The real question is: how far should writers and producers take this kind of thing? There’s no question that fans are a force to be reckoned with. The last few years have seen entire series revived through fans’ efforts: when Firefly, Joss Whedon’s space western, was cancelled after one season, fans successfully campaigned to get it released on DVD, sales of which led to the commissioning of a film sequel; likewise, Arrested Development got a film adaptation and at least one further season when its fanbase grew to substantial proportions thanks to DVD sales and Netflix.
Naturally, if the team behind a hit TV show panders too far to the fans’ whims, there will be accusations of selling out and brown-nosing.
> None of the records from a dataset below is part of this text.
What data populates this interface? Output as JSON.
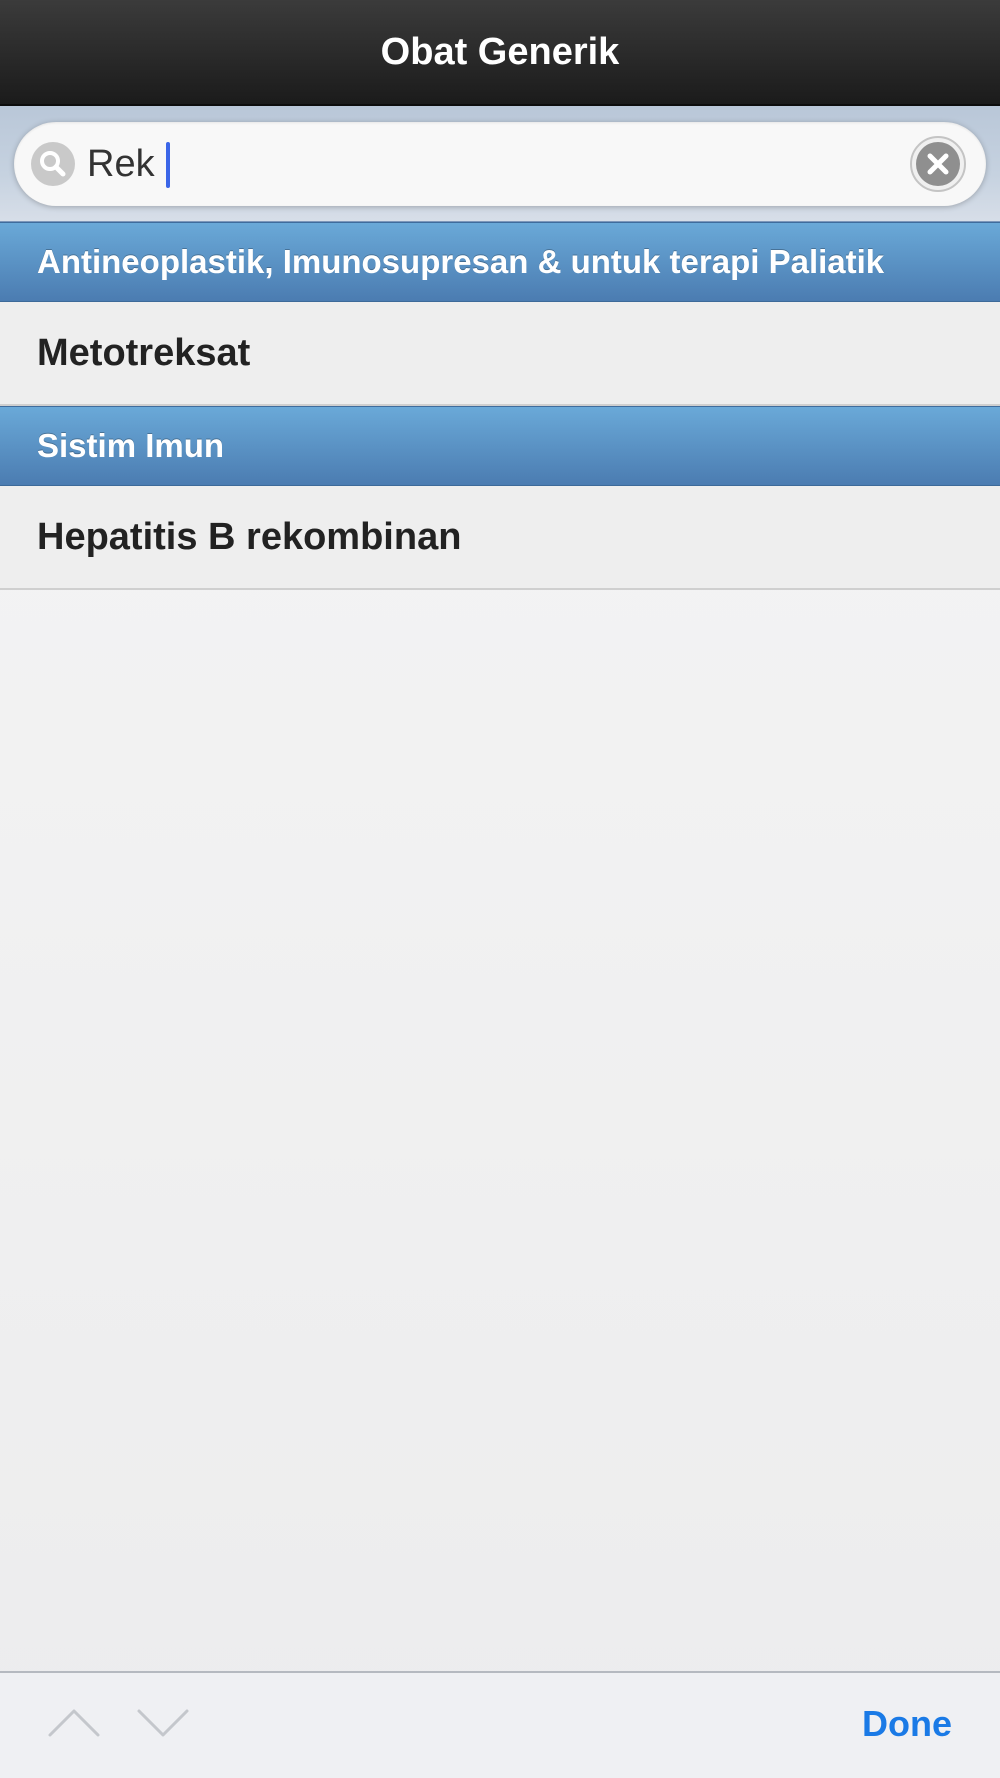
{
  "header": {
    "title": "Obat Generik"
  },
  "search": {
    "value": "Rek",
    "icon": "search-icon",
    "clear_icon": "clear-icon"
  },
  "results": [
    {
      "section": "Antineoplastik, Imunosupresan & untuk terapi Paliatik",
      "items": [
        "Metotreksat"
      ]
    },
    {
      "section": "Sistim Imun",
      "items": [
        "Hepatitis B rekombinan"
      ]
    }
  ],
  "toolbar": {
    "prev_icon": "chevron-up-icon",
    "next_icon": "chevron-down-icon",
    "done_label": "Done"
  },
  "colors": {
    "section_header": "#4b7cb1",
    "done": "#1a7ae6",
    "caret": "#3b66e8"
  }
}
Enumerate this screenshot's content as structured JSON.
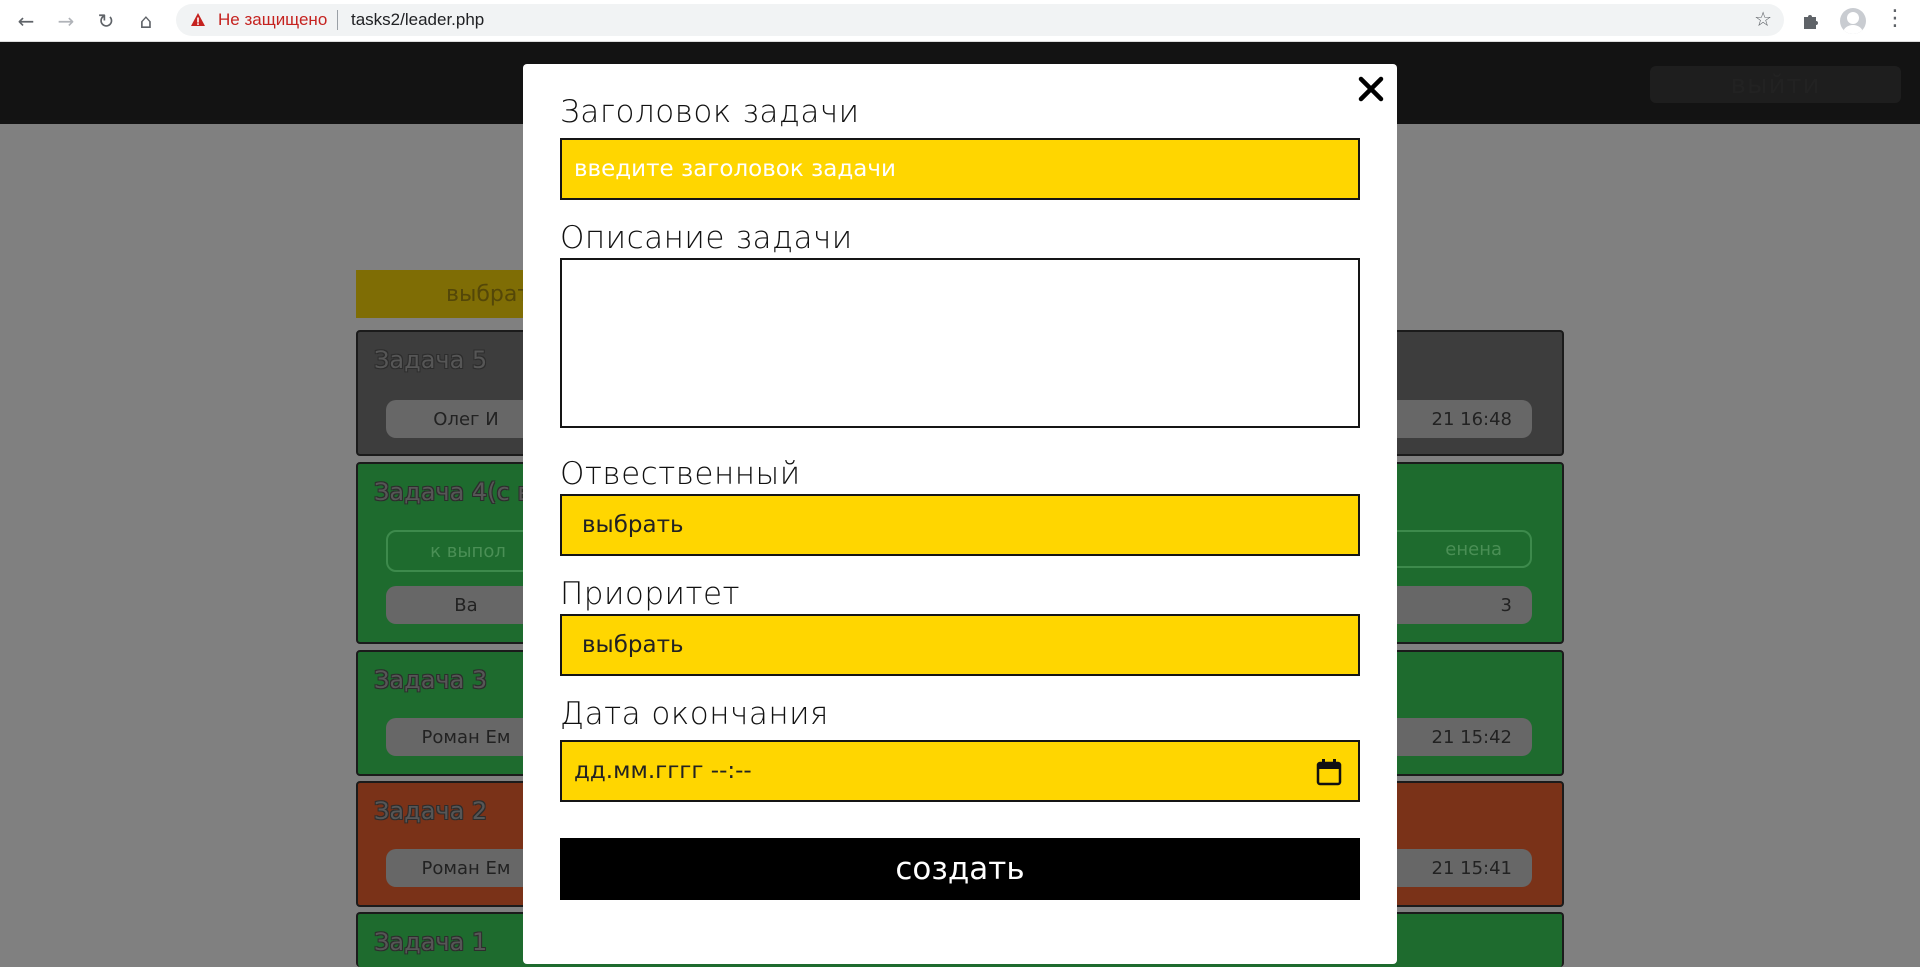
{
  "browser": {
    "not_secure_label": "Не защищено",
    "url": "tasks2/leader.php",
    "back_icon": "←",
    "forward_icon": "→",
    "reload_icon": "↻",
    "home_icon": "⌂",
    "star_icon": "☆",
    "menu_icon": "⋮"
  },
  "header": {
    "logout_label": "выйти"
  },
  "toolbar": {
    "filter_label": "выбрат"
  },
  "tasks": [
    {
      "title": "Задача 5",
      "person": "Олег И",
      "date": "21 16:48",
      "color": "#3d3d3d"
    },
    {
      "title": "Задача 4(с в",
      "status_left": "к выпол",
      "status_right": "енена",
      "person": "Ва",
      "date": "3",
      "color": "#1e6b2e"
    },
    {
      "title": "Задача 3",
      "person": "Роман Ем",
      "date": "21 15:42",
      "color": "#1e6b2e"
    },
    {
      "title": "Задача 2",
      "person": "Роман Ем",
      "date": "21 15:41",
      "color": "#7a3218"
    },
    {
      "title": "Задача 1",
      "color": "#1e6b2e"
    }
  ],
  "modal": {
    "title_label": "Заголовок задачи",
    "title_placeholder": "введите заголовок задачи",
    "description_label": "Описание задачи",
    "description_value": "",
    "responsible_label": "Отвественный",
    "responsible_value": "выбрать",
    "priority_label": "Приоритет",
    "priority_value": "выбрать",
    "end_date_label": "Дата окончания",
    "end_date_placeholder": "дд.мм.гггг --:--",
    "create_label": "создать",
    "accent_color": "#ffd600"
  }
}
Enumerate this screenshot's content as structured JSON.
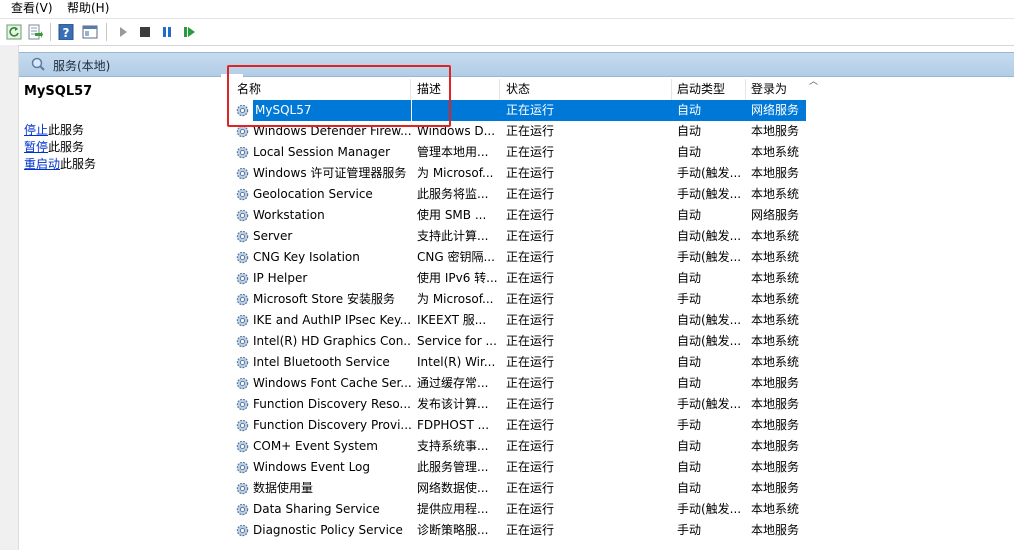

On the other hand, ignoring the fans completely – or deliberately choosing to mess with them – can be dangerous. Shows like How I Met Your Mother, which eight seasons in has yet to reveal who the eponymous mother is, has slowly worn down its viewers’ interest so that the majority of them are now just praying for it to be over; meanwhile, one-off events like the notorious ‘Red Wedding’ on Game Of Thrones or the rape scene in Downton Abbey can cause viewers to be “5000% done” with a show they once loved.
Thus far, both Joss Whedon and Steven Moffat seem to be getting the balance just about right. The Internet has frequently vented its anger at them, but it’s an anger borne from love; and, crucially, people are still watching their shows. Whedon has a loyal following of fans who’ve jumped eagerly into Buffy, Angel, Dollhouse, Firefly and Agents of SHIELD; meanwhile, the first episode of the most recent season of Sherlock was the most tweeted-about episode of any drama series, a record which the third episode summarily went on to break. Clearly, they’re doing something right, even if they occasionally cause their fans moments of angst and despair. So well done, and we’ll be waiting with bated breath for the next season. Which would be welcome as soon as possible. Please. Grrr.